  • jafabian

    The Hawks are usually among league leaders for penalties on the defensive side due to their aggressive approach but on the offensive side it can’t be surprising when the O-Line is constantly retooled, many timesvwith low drafted or undrafted rookies or even well traveled journeymen. Tom Cable can’t make an omelette with only one and a half eggs. The last time the club sent any offensive linemen to the Pro Bowl was Max Unger in 2013 and the last one named All-Pro was Walter Jones in 2008. It’s important to let the current group grow together if they’re going to become a cohesive unit.

    • art thiel

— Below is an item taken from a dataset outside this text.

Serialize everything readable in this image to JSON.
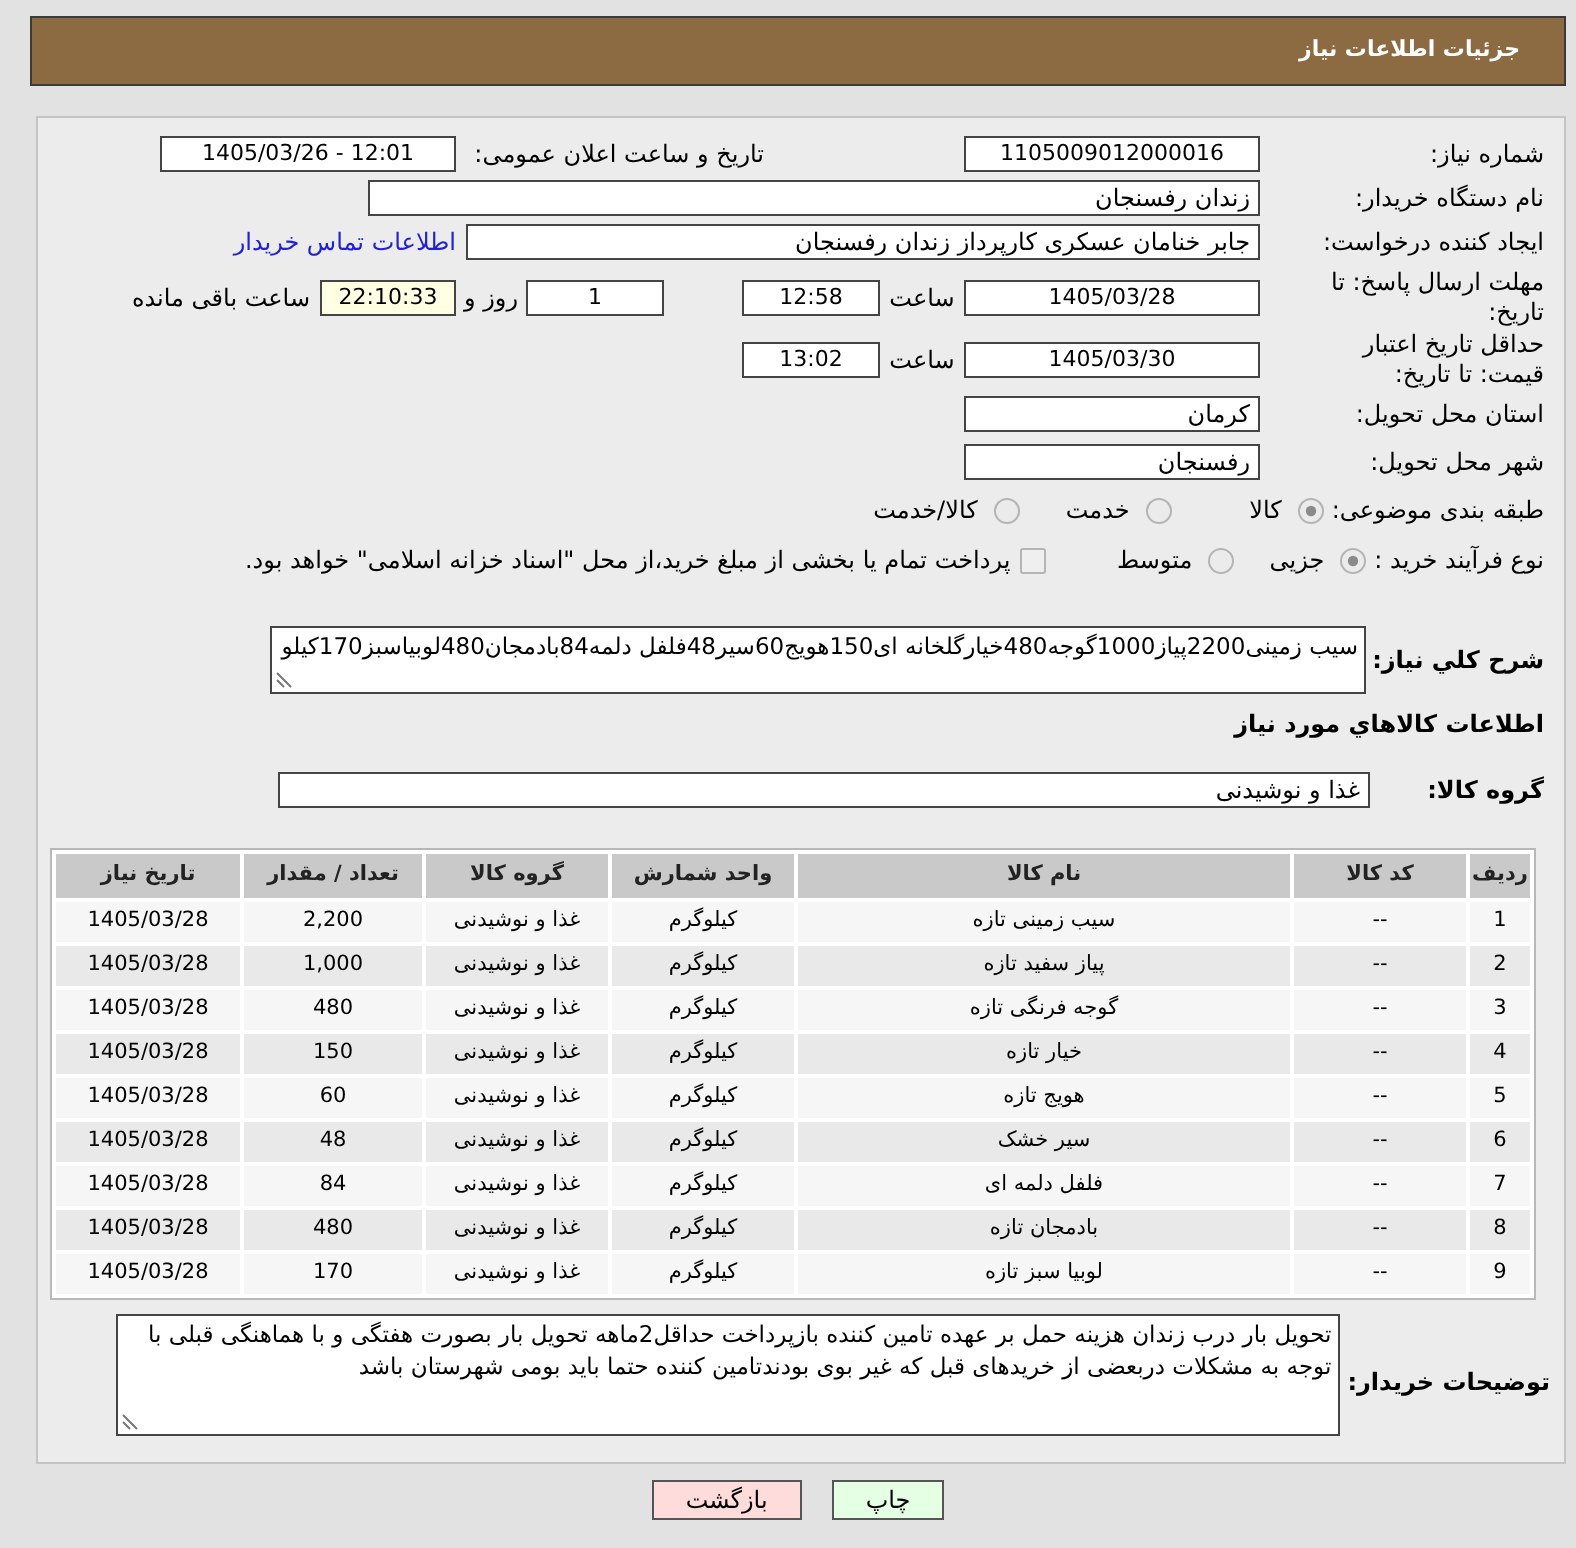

      True. Turnover is poison in the O-line, and that’s part of the proneness to pens. Duane Brown is good, but if you believe he has assimilated easily, then you believe that training camp and exhibition season are worthless.

  • ll9956

    After the loss to Washington, there was much talk by Pete Carroll about the excessive penalties. One would have thought that this would have sunk into the heads of the offenders that you listed, Steve. In Thursday’s game the number of penalty yards was reduced by a paltry 22%. Will the Hawks ever learn to be more disciplined?

    • art thiel

      Among the pens, the ones most likely the result of inexperience are offensive holds among linemen. That figures to get better, and it starts with Ifedi.

      • Chris Alexander

        Particularly when the majority of those holds are the result of “good” blocks that turn into holds when Russell scrambles.